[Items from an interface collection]
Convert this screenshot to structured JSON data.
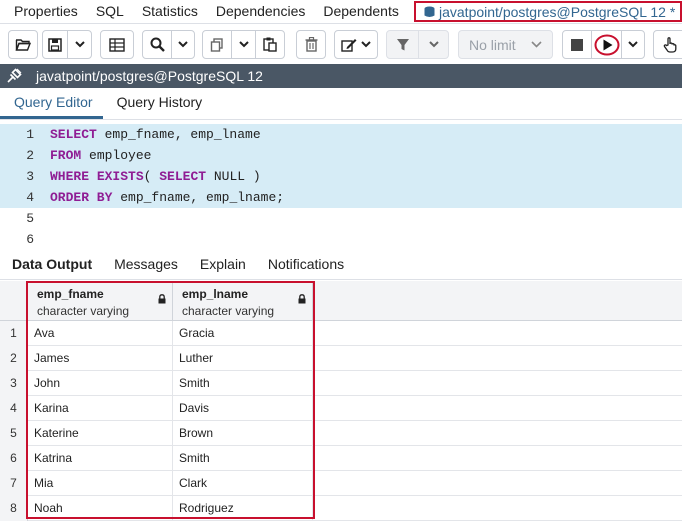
{
  "top_tabs": [
    {
      "label": "Properties"
    },
    {
      "label": "SQL"
    },
    {
      "label": "Statistics"
    },
    {
      "label": "Dependencies"
    },
    {
      "label": "Dependents"
    }
  ],
  "active_tab": {
    "label": "javatpoint/postgres@PostgreSQL 12 *"
  },
  "toolbar": {
    "limit_label": "No limit"
  },
  "connection": {
    "label": "javatpoint/postgres@PostgreSQL 12"
  },
  "editor_tabs": [
    {
      "label": "Query Editor"
    },
    {
      "label": "Query History"
    }
  ],
  "code_lines": [
    {
      "num": "1",
      "parts": [
        {
          "t": "SELECT",
          "kw": true
        },
        {
          "t": " emp_fname, emp_lname",
          "kw": false
        }
      ]
    },
    {
      "num": "2",
      "parts": [
        {
          "t": "FROM",
          "kw": true
        },
        {
          "t": " employee",
          "kw": false
        }
      ]
    },
    {
      "num": "3",
      "parts": [
        {
          "t": "WHERE",
          "kw": true
        },
        {
          "t": " ",
          "kw": false
        },
        {
          "t": "EXISTS",
          "kw": true
        },
        {
          "t": "( ",
          "kw": false
        },
        {
          "t": "SELECT",
          "kw": true
        },
        {
          "t": " NULL )",
          "kw": false
        }
      ]
    },
    {
      "num": "4",
      "parts": [
        {
          "t": "ORDER BY",
          "kw": true
        },
        {
          "t": " emp_fname, emp_lname;",
          "kw": false
        }
      ]
    },
    {
      "num": "5",
      "parts": []
    },
    {
      "num": "6",
      "parts": []
    }
  ],
  "output_tabs": [
    {
      "label": "Data Output"
    },
    {
      "label": "Messages"
    },
    {
      "label": "Explain"
    },
    {
      "label": "Notifications"
    }
  ],
  "grid": {
    "columns": [
      {
        "name": "emp_fname",
        "type": "character varying"
      },
      {
        "name": "emp_lname",
        "type": "character varying"
      }
    ],
    "rows": [
      {
        "num": "1",
        "fname": "Ava",
        "lname": "Gracia"
      },
      {
        "num": "2",
        "fname": "James",
        "lname": "Luther"
      },
      {
        "num": "3",
        "fname": "John",
        "lname": "Smith"
      },
      {
        "num": "4",
        "fname": "Karina",
        "lname": "Davis"
      },
      {
        "num": "5",
        "fname": "Katerine",
        "lname": "Brown"
      },
      {
        "num": "6",
        "fname": "Katrina",
        "lname": "Smith"
      },
      {
        "num": "7",
        "fname": "Mia",
        "lname": "Clark"
      },
      {
        "num": "8",
        "fname": "Noah",
        "lname": "Rodriguez"
      }
    ]
  },
  "colors": {
    "highlight": "#c8102e",
    "accent": "#326690",
    "keyword": "#8f1d94",
    "editor_bg": "#d6ecf6",
    "conn_bar": "#4a5765"
  }
}
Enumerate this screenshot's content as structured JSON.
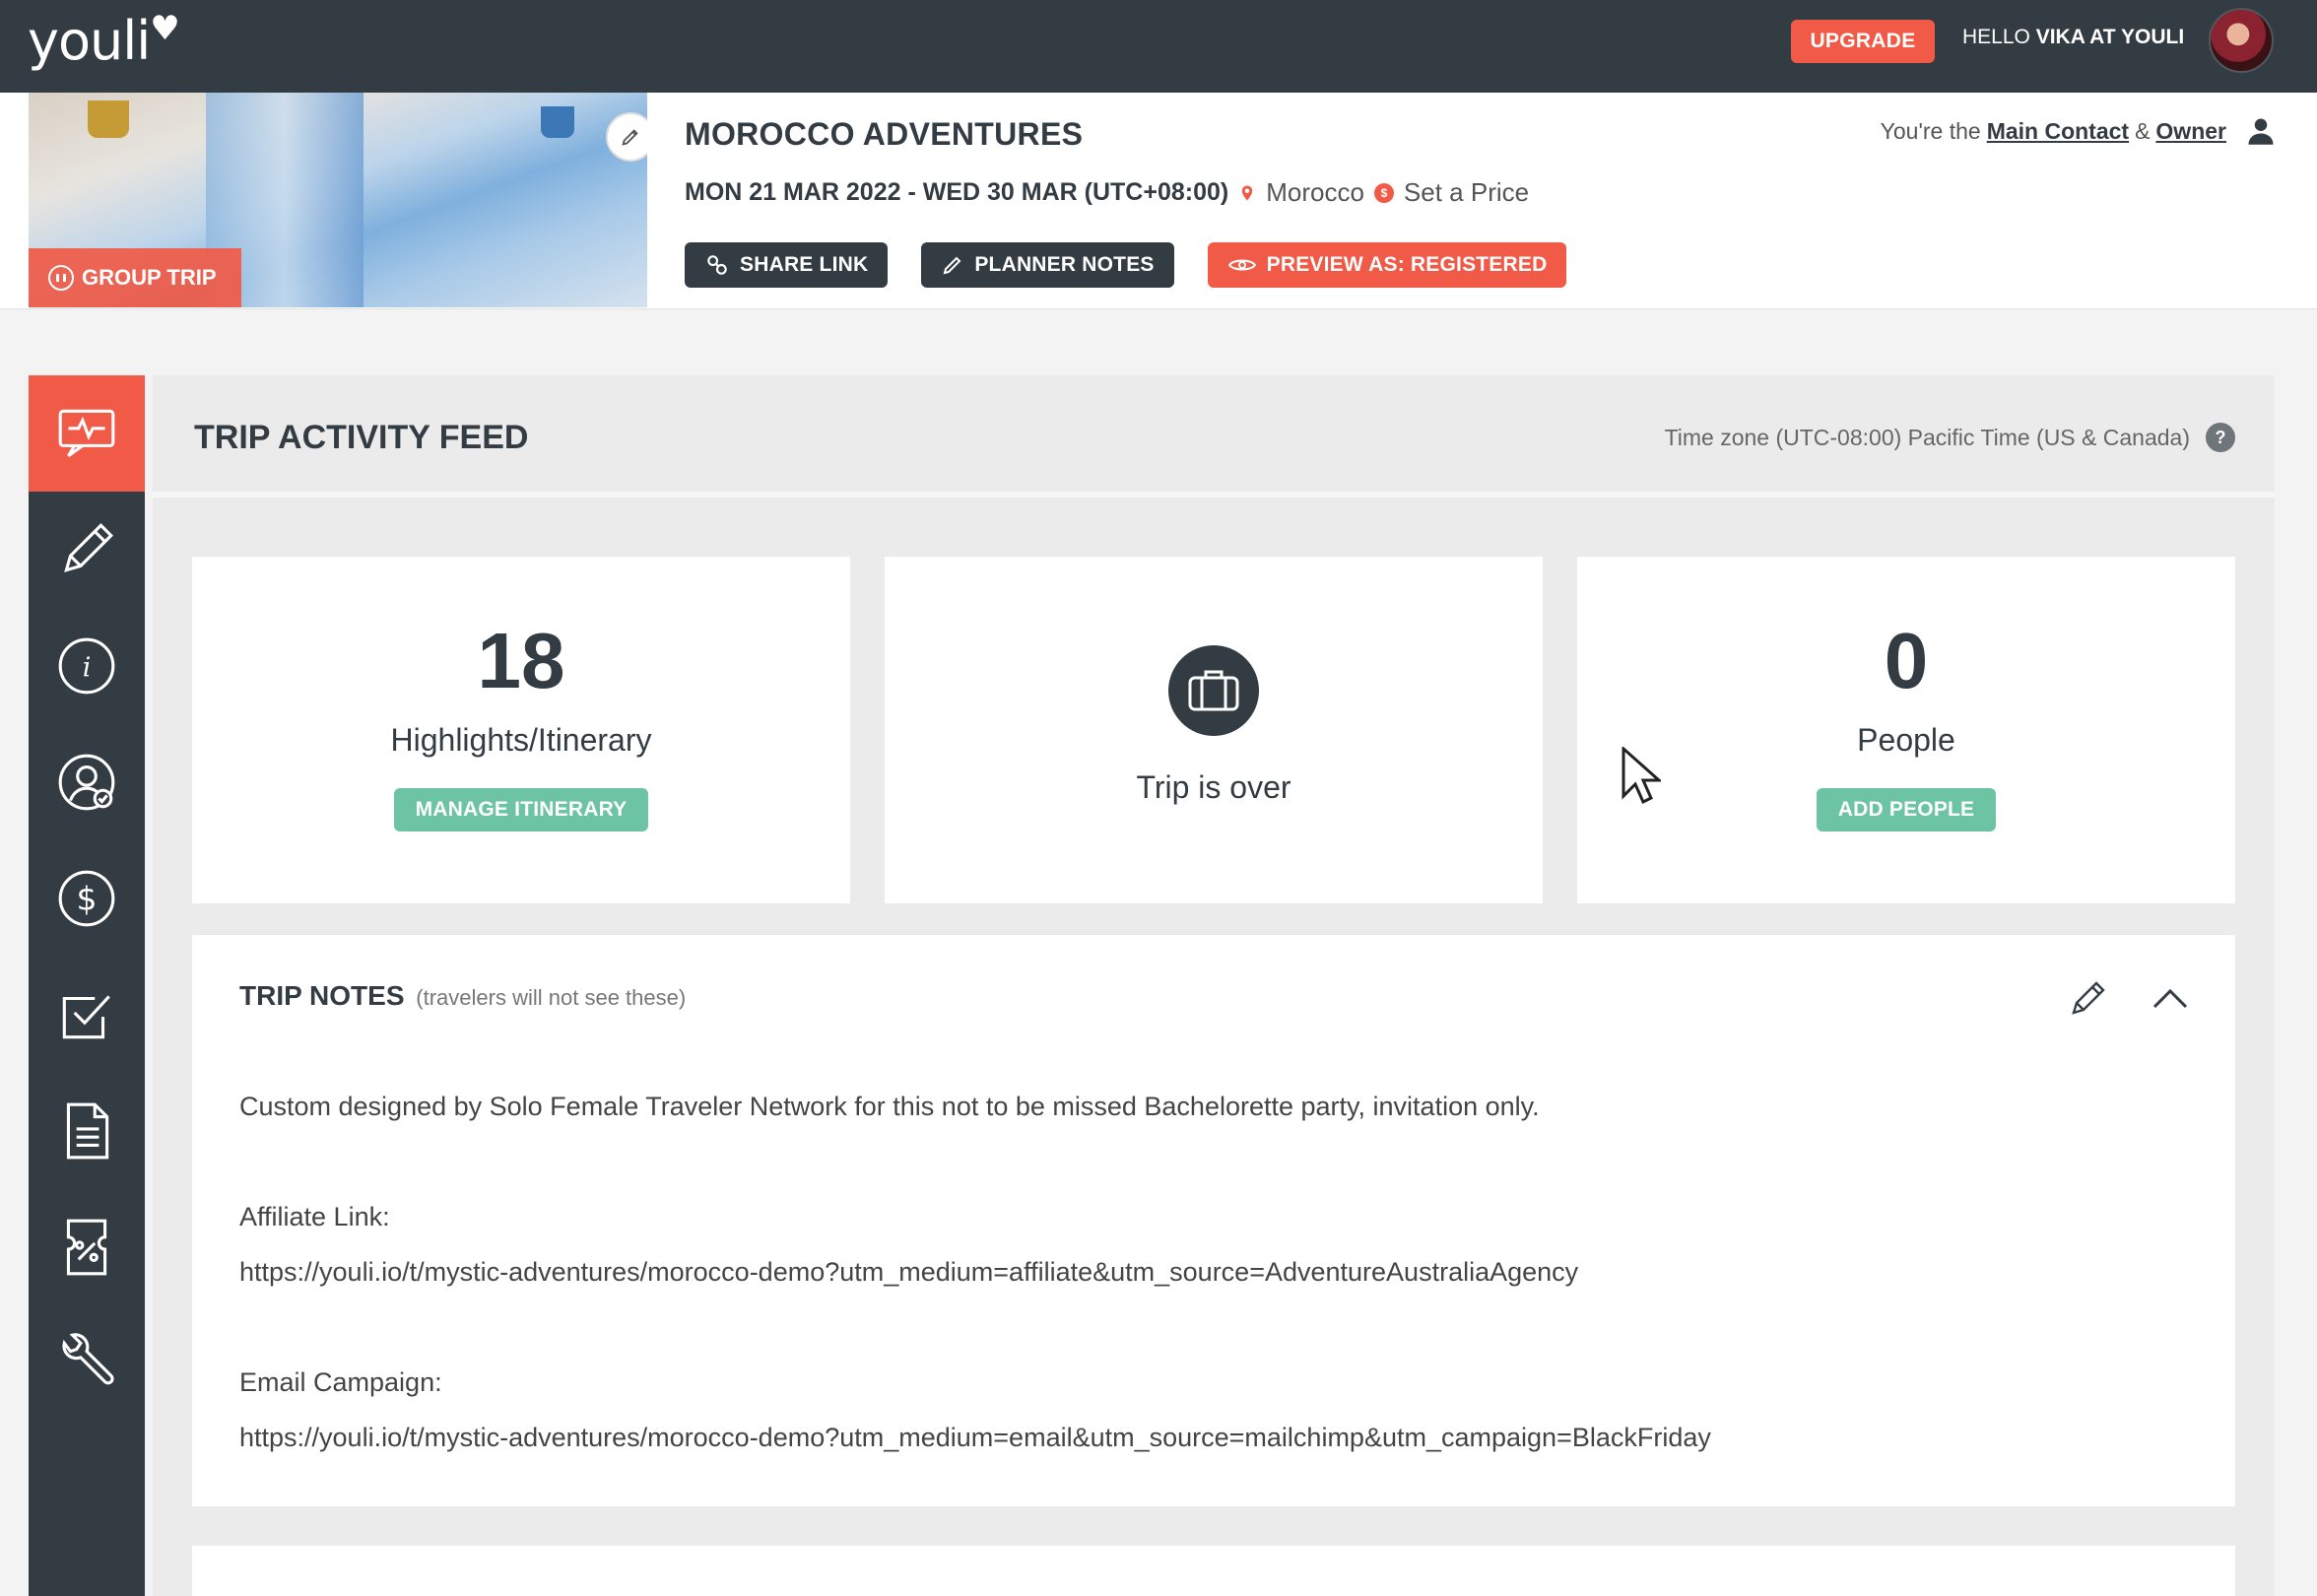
{
  "app": {
    "logo": "youli"
  },
  "topbar": {
    "upgrade_label": "UPGRADE",
    "greeting_prefix": "HELLO ",
    "greeting_name": "VIKA AT YOULI"
  },
  "trip": {
    "title": "MOROCCO ADVENTURES",
    "dates": "MON 21 MAR 2022 - WED 30 MAR (UTC+08:00)",
    "location": "Morocco",
    "price_label": "Set a Price",
    "badge": "GROUP TRIP",
    "role_prefix": "You're the",
    "role_contact": "Main Contact",
    "role_amp": "&",
    "role_owner": "Owner",
    "actions": {
      "share": "SHARE LINK",
      "notes": "PLANNER NOTES",
      "preview": "PREVIEW AS: REGISTERED"
    }
  },
  "feed": {
    "title": "TRIP ACTIVITY FEED",
    "timezone": "Time zone (UTC-08:00) Pacific Time (US & Canada)",
    "help": "?"
  },
  "stats": {
    "itinerary": {
      "count": "18",
      "label": "Highlights/Itinerary",
      "button": "MANAGE ITINERARY"
    },
    "status": {
      "label": "Trip is over"
    },
    "people": {
      "count": "0",
      "label": "People",
      "button": "ADD PEOPLE"
    }
  },
  "notes": {
    "title": "TRIP NOTES",
    "subtitle": "(travelers will not see these)",
    "line1": "Custom designed by Solo Female Traveler Network for this not to be missed Bachelorette party, invitation only.",
    "affiliate_label": "Affiliate Link:",
    "affiliate_url": "https://youli.io/t/mystic-adventures/morocco-demo?utm_medium=affiliate&utm_source=AdventureAustraliaAgency",
    "email_label": "Email Campaign:",
    "email_url": "https://youli.io/t/mystic-adventures/morocco-demo?utm_medium=email&utm_source=mailchimp&utm_campaign=BlackFriday"
  },
  "sidebar": {
    "items": [
      {
        "icon": "activity-feed-icon",
        "active": true
      },
      {
        "icon": "pencil-icon"
      },
      {
        "icon": "info-icon"
      },
      {
        "icon": "user-check-icon"
      },
      {
        "icon": "dollar-icon"
      },
      {
        "icon": "checkbox-icon"
      },
      {
        "icon": "document-icon"
      },
      {
        "icon": "coupon-icon"
      },
      {
        "icon": "wrench-icon"
      }
    ]
  },
  "colors": {
    "dark": "#333c43",
    "accent": "#f05a47",
    "green": "#6cc4a4"
  }
}
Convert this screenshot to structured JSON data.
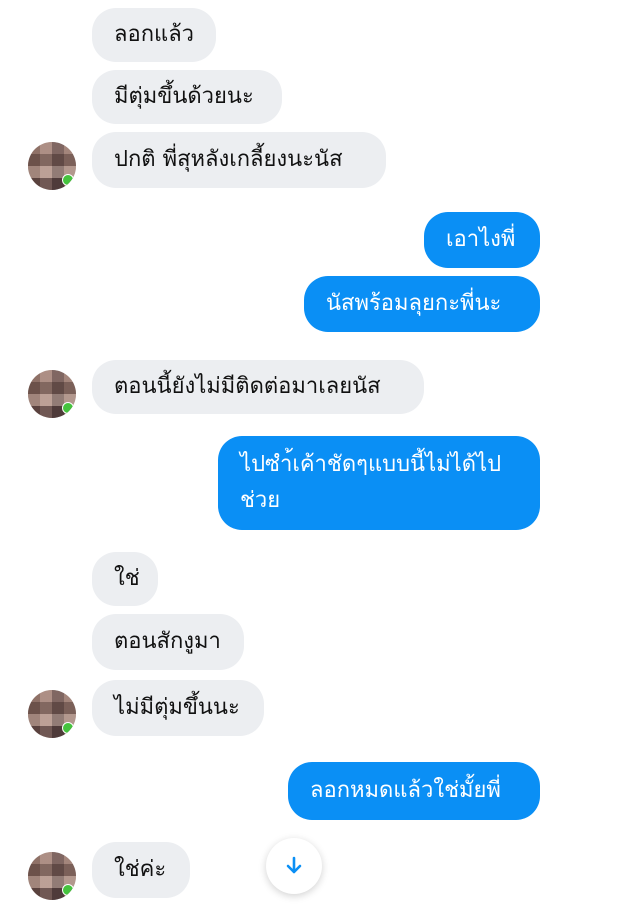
{
  "messages": [
    {
      "side": "in",
      "text": "ลอกแล้ว"
    },
    {
      "side": "in",
      "text": "มีตุ่มขึ้นด้วยนะ"
    },
    {
      "side": "in",
      "text": "ปกติ พี่สุหลังเกลี้ยงนะนัส"
    },
    {
      "side": "out",
      "text": "เอาไงพี่"
    },
    {
      "side": "out",
      "text": "นัสพร้อมลุยกะพี่นะ"
    },
    {
      "side": "in",
      "text": "ตอนนี้ยังไม่มีติดต่อมาเลยนัส"
    },
    {
      "side": "out",
      "text": "ไปซำ้เค้าชัดๆแบบนี้ไม่ได้ไป ช่วย"
    },
    {
      "side": "in",
      "text": "ใช่"
    },
    {
      "side": "in",
      "text": "ตอนสักงูมา"
    },
    {
      "side": "in",
      "text": "ไม่มีตุ่มขึ้นนะ"
    },
    {
      "side": "out",
      "text": "ลอกหมดแล้วใช่มั้ยพี่"
    },
    {
      "side": "in",
      "text": "ใช่ค่ะ"
    }
  ],
  "colors": {
    "outgoing_bubble": "#0a8ff5",
    "incoming_bubble": "#eceef1",
    "online_dot": "#45c33e"
  },
  "icons": {
    "scroll_down": "arrow-down-icon"
  }
}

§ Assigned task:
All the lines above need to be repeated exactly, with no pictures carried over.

§ The completed task:
Convert this screenshot to structured JSON data.
{
  "top_tabs": [
    {
      "label": "Properties"
    },
    {
      "label": "SQL"
    },
    {
      "label": "Statistics"
    },
    {
      "label": "Dependencies"
    },
    {
      "label": "Dependents"
    }
  ],
  "active_tab": {
    "label": "javatpoint/postgres@PostgreSQL 12 *"
  },
  "toolbar": {
    "limit_label": "No limit"
  },
  "connection": {
    "label": "javatpoint/postgres@PostgreSQL 12"
  },
  "editor_tabs": [
    {
      "label": "Query Editor"
    },
    {
      "label": "Query History"
    }
  ],
  "code_lines": [
    {
      "num": "1",
      "parts": [
        {
          "t": "SELECT",
          "kw": true
        },
        {
          "t": " emp_fname, emp_lname",
          "kw": false
        }
      ]
    },
    {
      "num": "2",
      "parts": [
        {
          "t": "FROM",
          "kw": true
        },
        {
          "t": " employee",
          "kw": false
        }
      ]
    },
    {
      "num": "3",
      "parts": [
        {
          "t": "WHERE",
          "kw": true
        },
        {
          "t": " ",
          "kw": false
        },
        {
          "t": "EXISTS",
          "kw": true
        },
        {
          "t": "( ",
          "kw": false
        },
        {
          "t": "SELECT",
          "kw": true
        },
        {
          "t": " NULL )",
          "kw": false
        }
      ]
    },
    {
      "num": "4",
      "parts": [
        {
          "t": "ORDER BY",
          "kw": true
        },
        {
          "t": " emp_fname, emp_lname;",
          "kw": false
        }
      ]
    },
    {
      "num": "5",
      "parts": []
    },
    {
      "num": "6",
      "parts": []
    }
  ],
  "output_tabs": [
    {
      "label": "Data Output"
    },
    {
      "label": "Messages"
    },
    {
      "label": "Explain"
    },
    {
      "label": "Notifications"
    }
  ],
  "grid": {
    "columns": [
      {
        "name": "emp_fname",
        "type": "character varying"
      },
      {
        "name": "emp_lname",
        "type": "character varying"
      }
    ],
    "rows": [
      {
        "num": "1",
        "fname": "Ava",
        "lname": "Gracia"
      },
      {
        "num": "2",
        "fname": "James",
        "lname": "Luther"
      },
      {
        "num": "3",
        "fname": "John",
        "lname": "Smith"
      },
      {
        "num": "4",
        "fname": "Karina",
        "lname": "Davis"
      },
      {
        "num": "5",
        "fname": "Katerine",
        "lname": "Brown"
      },
      {
        "num": "6",
        "fname": "Katrina",
        "lname": "Smith"
      },
      {
        "num": "7",
        "fname": "Mia",
        "lname": "Clark"
      },
      {
        "num": "8",
        "fname": "Noah",
        "lname": "Rodriguez"
      }
    ]
  },
  "colors": {
    "highlight": "#c8102e",
    "accent": "#326690",
    "keyword": "#8f1d94",
    "editor_bg": "#d6ecf6",
    "conn_bar": "#4a5765"
  }
}
Enumerate this screenshot's content as structured JSON.
{
  "app": {
    "logo": "youli"
  },
  "topbar": {
    "upgrade_label": "UPGRADE",
    "greeting_prefix": "HELLO ",
    "greeting_name": "VIKA AT YOULI"
  },
  "trip": {
    "title": "MOROCCO ADVENTURES",
    "dates": "MON 21 MAR 2022 - WED 30 MAR (UTC+08:00)",
    "location": "Morocco",
    "price_label": "Set a Price",
    "badge": "GROUP TRIP",
    "role_prefix": "You're the",
    "role_contact": "Main Contact",
    "role_amp": "&",
    "role_owner": "Owner",
    "actions": {
      "share": "SHARE LINK",
      "notes": "PLANNER NOTES",
      "preview": "PREVIEW AS: REGISTERED"
    }
  },
  "feed": {
    "title": "TRIP ACTIVITY FEED",
    "timezone": "Time zone (UTC-08:00) Pacific Time (US & Canada)",
    "help": "?"
  },
  "stats": {
    "itinerary": {
      "count": "18",
      "label": "Highlights/Itinerary",
      "button": "MANAGE ITINERARY"
    },
    "status": {
      "label": "Trip is over"
    },
    "people": {
      "count": "0",
      "label": "People",
      "button": "ADD PEOPLE"
    }
  },
  "notes": {
    "title": "TRIP NOTES",
    "subtitle": "(travelers will not see these)",
    "line1": "Custom designed by Solo Female Traveler Network for this not to be missed Bachelorette party, invitation only.",
    "affiliate_label": "Affiliate Link:",
    "affiliate_url": "https://youli.io/t/mystic-adventures/morocco-demo?utm_medium=affiliate&utm_source=AdventureAustraliaAgency",
    "email_label": "Email Campaign:",
    "email_url": "https://youli.io/t/mystic-adventures/morocco-demo?utm_medium=email&utm_source=mailchimp&utm_campaign=BlackFriday"
  },
  "sidebar": {
    "items": [
      {
        "icon": "activity-feed-icon",
        "active": true
      },
      {
        "icon": "pencil-icon"
      },
      {
        "icon": "info-icon"
      },
      {
        "icon": "user-check-icon"
      },
      {
        "icon": "dollar-icon"
      },
      {
        "icon": "checkbox-icon"
      },
      {
        "icon": "document-icon"
      },
      {
        "icon": "coupon-icon"
      },
      {
        "icon": "wrench-icon"
      }
    ]
  },
  "colors": {
    "dark": "#333c43",
    "accent": "#f05a47",
    "green": "#6cc4a4"
  }
}
Convert this screenshot to structured JSON data.
{
  "messages": [
    {
      "side": "in",
      "text": "ลอกแล้ว"
    },
    {
      "side": "in",
      "text": "มีตุ่มขึ้นด้วยนะ"
    },
    {
      "side": "in",
      "text": "ปกติ พี่สุหลังเกลี้ยงนะนัส"
    },
    {
      "side": "out",
      "text": "เอาไงพี่"
    },
    {
      "side": "out",
      "text": "นัสพร้อมลุยกะพี่นะ"
    },
    {
      "side": "in",
      "text": "ตอนนี้ยังไม่มีติดต่อมาเลยนัส"
    },
    {
      "side": "out",
      "text": "ไปซำ้เค้าชัดๆแบบนี้ไม่ได้ไป ช่วย"
    },
    {
      "side": "in",
      "text": "ใช่"
    },
    {
      "side": "in",
      "text": "ตอนสักงูมา"
    },
    {
      "side": "in",
      "text": "ไม่มีตุ่มขึ้นนะ"
    },
    {
      "side": "out",
      "text": "ลอกหมดแล้วใช่มั้ยพี่"
    },
    {
      "side": "in",
      "text": "ใช่ค่ะ"
    }
  ],
  "colors": {
    "outgoing_bubble": "#0a8ff5",
    "incoming_bubble": "#eceef1",
    "online_dot": "#45c33e"
  },
  "icons": {
    "scroll_down": "arrow-down-icon"
  }
}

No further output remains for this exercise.